Sometimes, though, we luck out completely. The Man will just come up to change the batteries in the weather stations and leave us completely alone. That's always a relief.

The weather stations are curious things, in that they talk as well. We can hear them, but can't make sense of what they're saying. Gretchen usually makes the same nonsensical noises, what she calls APRS, but she claims not to understand the weather station language at all.

We're all concerned about the weather, of course. As I mentioned, it looks like it's going to be yet another horrible night. Getting wet doesn't bother us much, unless the water gets into our connectors. (That rarely happens. The Man is fanatical about weatherproofing them.) If the rain turns solid, though, look out! That ice hurts when it hits us! Roddy has told us horrible tales of bent radials and worse. He's even seen a weather station hit by ice and literally blown apart. I know that the roof itself had to be replaced after the thunderstorm that brought down the giant mast. Can you imagine?

Man messing with antennas
The Man messing with us. (Note the tool bag.)

I already told you that we all fear the wind, but it's not just about being blown over (shudder!). High winds often carry solid objects. There are lots of trees in the neighborhood, and the wind will break off bits and pieces of them and toss them all over the place. I've been hit numerous times, but fortunately, not by anything sizable. Still, I dread the day that some really big chunk of a tree comes flying at me.

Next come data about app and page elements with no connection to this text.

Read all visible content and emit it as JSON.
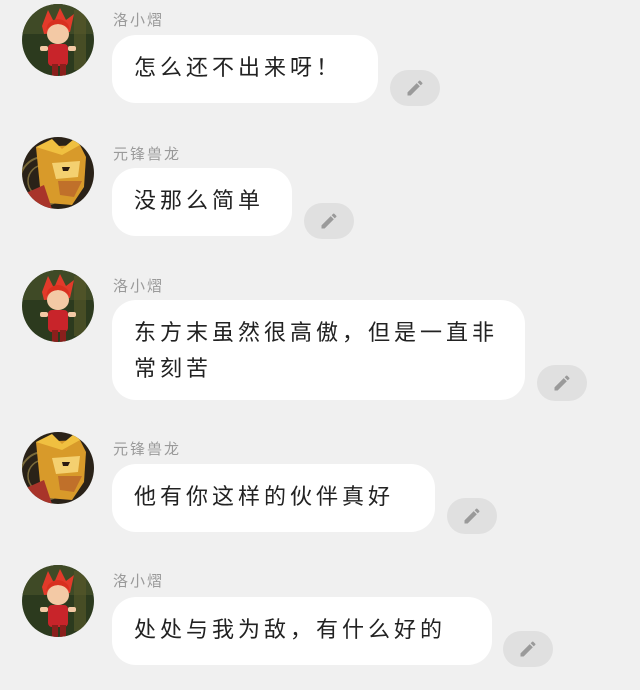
{
  "messages": [
    {
      "sender": "洛小熠",
      "avatar": "red-hair-character-avatar",
      "text": "怎么还不出来呀！"
    },
    {
      "sender": "元锋兽龙",
      "avatar": "golden-dragon-character-avatar",
      "text": "没那么简单"
    },
    {
      "sender": "洛小熠",
      "avatar": "red-hair-character-avatar",
      "text": "东方末虽然很高傲，但是一直非常刻苦"
    },
    {
      "sender": "元锋兽龙",
      "avatar": "golden-dragon-character-avatar",
      "text": "他有你这样的伙伴真好"
    },
    {
      "sender": "洛小熠",
      "avatar": "red-hair-character-avatar",
      "text": "处处与我为敌，有什么好的"
    }
  ],
  "icons": {
    "edit": "pencil-icon"
  },
  "colors": {
    "background": "#f0f0f0",
    "bubble": "#ffffff",
    "edit_button": "#e0e0e0",
    "edit_icon": "#9a9a9a",
    "sender_name": "#9a9a9a"
  }
}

And then there is lightning. That is our biggest fear of all. None of us has actually been struck, but we can always feel the lightning. It's like a vastly amplified signal crashing through you. On two occasions the lightning has struck very nearby, and let me tell you, the sensation was ghastly! We all survived, but we know there was damage. Something in the backyard called the "generator" had to be repaired.

If we all survive the storm tonight, and I suspect that we will, we have one more worry.

The trees are beginning to bloom. The weather is getting warmer. The Man has been coming outside more and more frequently and just standing on the lawn, staring at us. We've seen these signs and we know what is coming.

He's planning a major antenna project this spring.


© 2017 Gary Ross Hoffman
E-mail Gary Ross Hoffman

Back to The Amateur Amateur home page Back to Past Columns page

local page counter